Not long ago, I attended a mandatory employees’ conference. This conference emphasized the investigative arm of the law enforcement agency for which I work. Much of the material dealt with violent crimes people commit against one another. At the end of the two-day event, I was emotionally spent.
I am aware of the evil we do to one another. But to see how prevalent internet crimes against children are and to see photos and hear descriptions of many, many crime scenes was painful. I was mourning over the condition of mankind.
One of my co-workers that has worked in the lab a little over a year is sometimes called to assist with crime scene processing. She really seems to enjoy that aspect of the job. Knowing this, I asked her what she thought about the conference. The reply was very positive. Learning more about how the agents work scenes and solve crimes was fascinating to her. When the question was then turned back on me, I told her of my heavy heart and the mourning I felt after seeing how terribly people treat one another.
I then asked her another question, “Do you think people are basically good or basically evil?” I wish I could remember her exact words, but they were something along the lines of, “Well, with what I see here I work, I have to believe people are basically good. Otherwise, it would be depressing.”
I found her response to be very interesting. Despite seeing murder victims at crime scenes and working in a forensics lab where evidence related to thousands of crimes each year is analyzed, she says she wants to believe people are basically good. While I would like to think that too, I just don’t think the facts support it. Consider the following questions.
If people are basically good:
- Why do kids know how to lie without being taught?
- Why do we honor character traits such as bravery and integrity? Shouldn’t that those be the norm?
- Why do people participate in rioting, causing more death and destruction than the event over which they are rioting?
- Why do our public school campuses look more and more like correctional institutions – fences and gates and security guards and policemen?
Is it possible to answer these questions and still maintain people are morally good at their core? I don’t see how. Unfortunately, we people are basically rotten to the core. And this is precisely the description given to us in the Bible.
Asking people their thoughts about the good vs evil nature of man is one of my favorite ways to begin an apologetics conversation. I have found people will usually share their thoughts on this topic pretty freely.
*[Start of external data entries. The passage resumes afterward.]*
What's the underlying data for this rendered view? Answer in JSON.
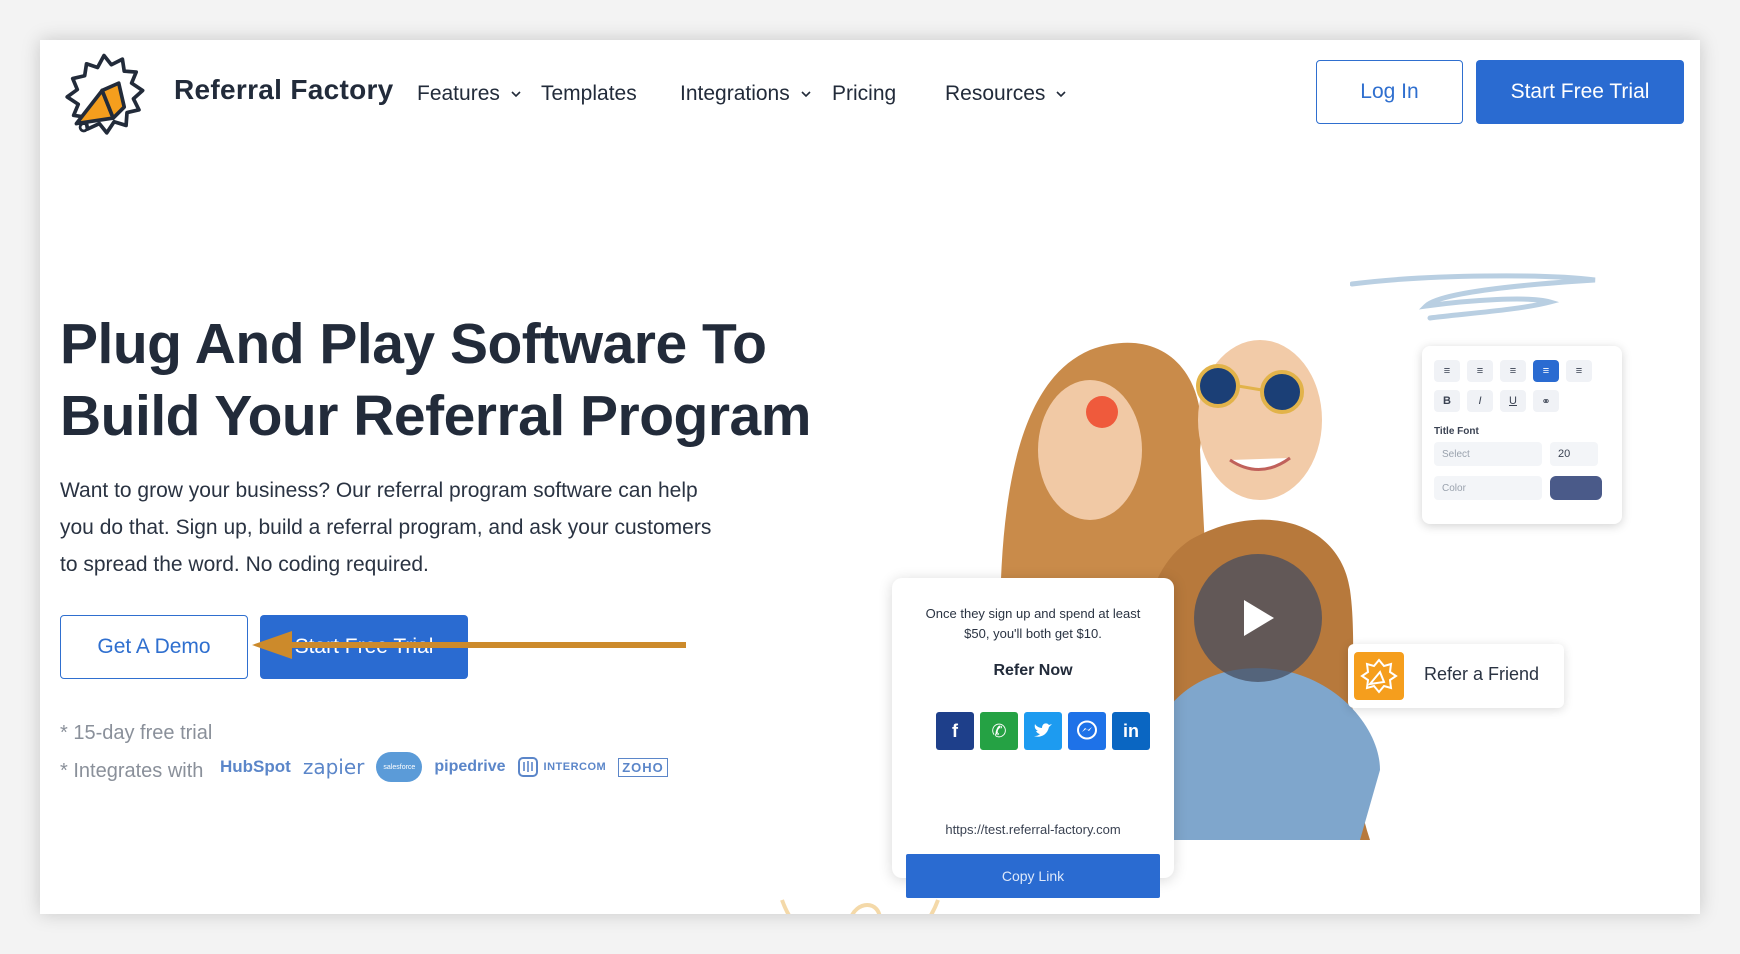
{
  "brand": {
    "name": "Referral Factory",
    "accent": "#2a6bd1",
    "logo_orange": "#f59e1d"
  },
  "nav": {
    "items": [
      {
        "label": "Features",
        "has_dropdown": true
      },
      {
        "label": "Templates",
        "has_dropdown": false
      },
      {
        "label": "Integrations",
        "has_dropdown": true
      },
      {
        "label": "Pricing",
        "has_dropdown": false
      },
      {
        "label": "Resources",
        "has_dropdown": true
      }
    ],
    "login_label": "Log In",
    "trial_label": "Start Free Trial"
  },
  "hero": {
    "title_line1": "Plug And Play Software To",
    "title_line2": "Build Your Referral Program",
    "description": "Want to grow your business? Our referral program software can help you do that. Sign up, build a referral program, and ask your customers to spread the word. No coding required.",
    "demo_label": "Get A Demo",
    "trial_label": "Start Free Trial",
    "note_trial": "* 15-day free trial",
    "note_integrations": "* Integrates with"
  },
  "integrations": [
    "HubSpot",
    "zapier",
    "salesforce",
    "pipedrive",
    "INTERCOM",
    "ZOHO"
  ],
  "editor": {
    "font_label": "Title Font",
    "select_placeholder": "Select",
    "size_value": "20",
    "color_placeholder": "Color",
    "toolbar_row1": [
      "align-justify-icon",
      "align-center-justify-icon",
      "align-left-icon",
      "align-center-icon",
      "align-right-icon"
    ],
    "toolbar_row2": [
      "B",
      "I",
      "U",
      "link-icon"
    ]
  },
  "refer_card": {
    "message": "Once they sign up and spend at least $50, you'll both get $10.",
    "title": "Refer Now",
    "social": [
      {
        "name": "facebook-icon",
        "glyph": "f",
        "color": "#1e3f8a"
      },
      {
        "name": "whatsapp-icon",
        "glyph": "✆",
        "color": "#25a244"
      },
      {
        "name": "twitter-icon",
        "glyph": "🐦",
        "color": "#1d9bf0"
      },
      {
        "name": "messenger-icon",
        "glyph": "⚡",
        "color": "#1e72e8"
      },
      {
        "name": "linkedin-icon",
        "glyph": "in",
        "color": "#0a66c2"
      }
    ],
    "url": "https://test.referral-factory.com",
    "copy_label": "Copy Link"
  },
  "refer_friend_label": "Refer a Friend"
}
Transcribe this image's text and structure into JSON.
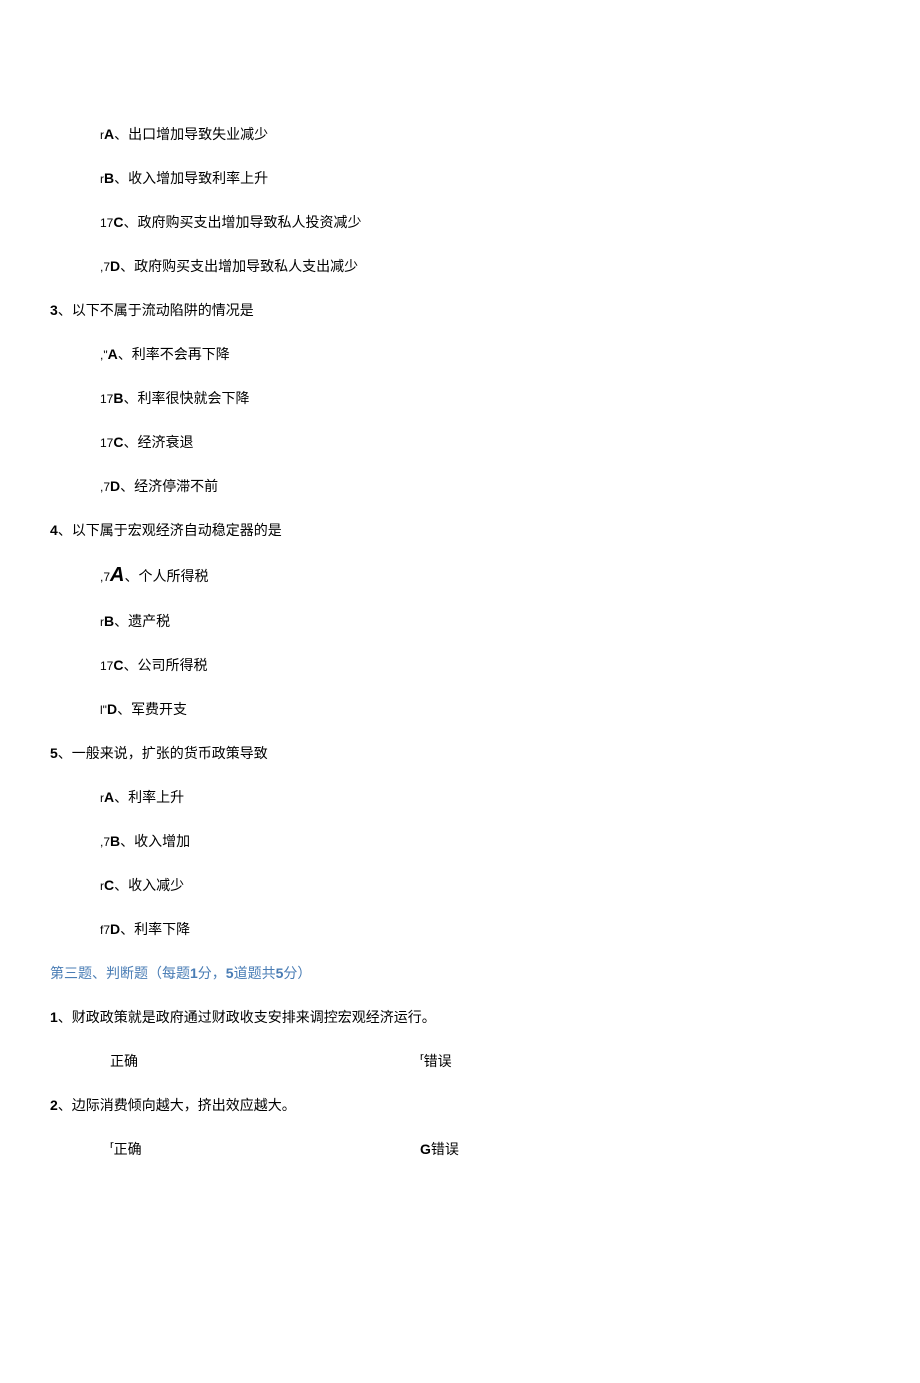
{
  "q2_options": [
    {
      "marker": "r",
      "label": "A",
      "sep": "、",
      "text": "出口增加导致失业减少"
    },
    {
      "marker": "r",
      "label": "B",
      "sep": "、",
      "text": "收入增加导致利率上升"
    },
    {
      "marker": "17",
      "label": "C",
      "sep": "、",
      "text": "政府购买支出增加导致私人投资减少"
    },
    {
      "marker": ",7",
      "label": "D",
      "sep": "、",
      "text": "政府购买支出增加导致私人支出减少"
    }
  ],
  "q3": {
    "num": "3",
    "sep": "、",
    "text": "以下不属于流动陷阱的情况是"
  },
  "q3_options": [
    {
      "marker": ",\"",
      "label": "A",
      "sep": "、",
      "text": "利率不会再下降"
    },
    {
      "marker": "17",
      "label": "B",
      "sep": "、",
      "text": "利率很快就会下降"
    },
    {
      "marker": "17",
      "label": "C",
      "sep": "、",
      "text": "经济衰退"
    },
    {
      "marker": ",7",
      "label": "D",
      "sep": "、",
      "text": "经济停滞不前"
    }
  ],
  "q4": {
    "num": "4",
    "sep": "、",
    "text": "以下属于宏观经济自动稳定器的是"
  },
  "q4_options": [
    {
      "marker": ",7",
      "label_italic": "A",
      "sep": "、",
      "text": "个人所得税"
    },
    {
      "marker": "r",
      "label": "B",
      "sep": "、",
      "text": "遗产税"
    },
    {
      "marker": "17",
      "label": "C",
      "sep": "、",
      "text": "公司所得税"
    },
    {
      "marker": "l\"",
      "label": "D",
      "sep": "、",
      "text": "军费开支"
    }
  ],
  "q5": {
    "num": "5",
    "sep": "、",
    "text": "一般来说，扩张的货币政策导致"
  },
  "q5_options": [
    {
      "marker": "r",
      "label": "A",
      "sep": "、",
      "text": "利率上升"
    },
    {
      "marker": ",7",
      "label": "B",
      "sep": "、",
      "text": "收入增加"
    },
    {
      "marker": "r",
      "label": "C",
      "sep": "、",
      "text": "收入减少"
    },
    {
      "marker": "f7",
      "label": "D",
      "sep": "、",
      "text": "利率下降"
    }
  ],
  "section3": {
    "p1": "第三题、判断题（每题",
    "b1": "1",
    "p2": "分，",
    "b2": "5",
    "p3": "道题共",
    "b3": "5",
    "p4": "分）"
  },
  "tf1": {
    "num": "1",
    "sep": "、",
    "text": "财政政策就是政府通过财政收支安排来调控宏观经济运行。"
  },
  "tf1_choices": {
    "left_marker": "",
    "left": "正确",
    "right_marker": "r",
    "right": "错误"
  },
  "tf2": {
    "num": "2",
    "sep": "、",
    "text": "边际消费倾向越大，挤出效应越大。"
  },
  "tf2_choices": {
    "left_marker": "r",
    "left": "正确",
    "right_marker": "G",
    "right": "错误"
  }
}
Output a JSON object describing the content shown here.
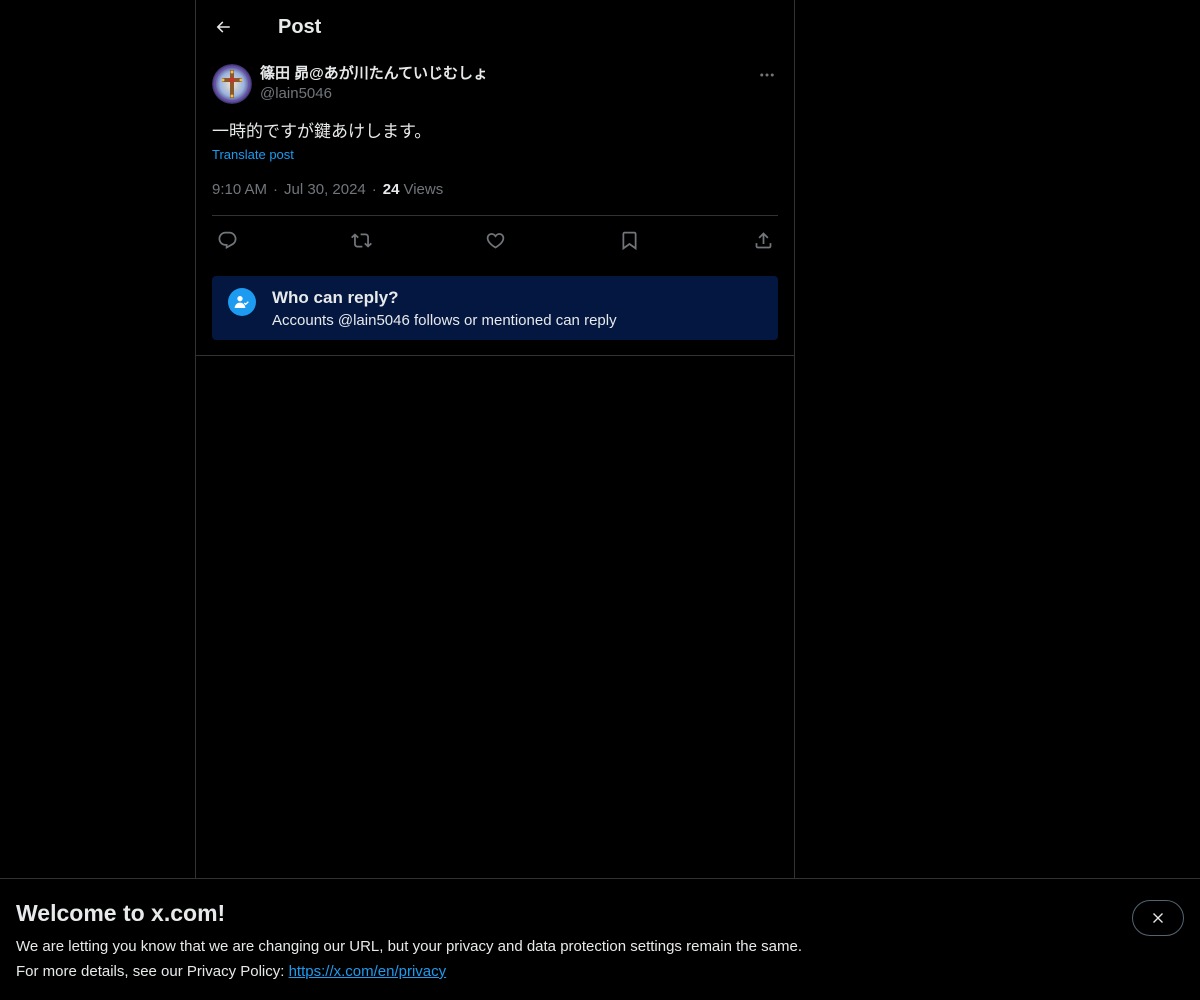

I then ask some follow-up questions like the ones above. This allows me to begin to understand their viewpoint and formulate more questions for further discussion.
I’d love to hear your responses to the following questions…
Do you think people are basically good or basically evil?
What evidence do you use to support your position?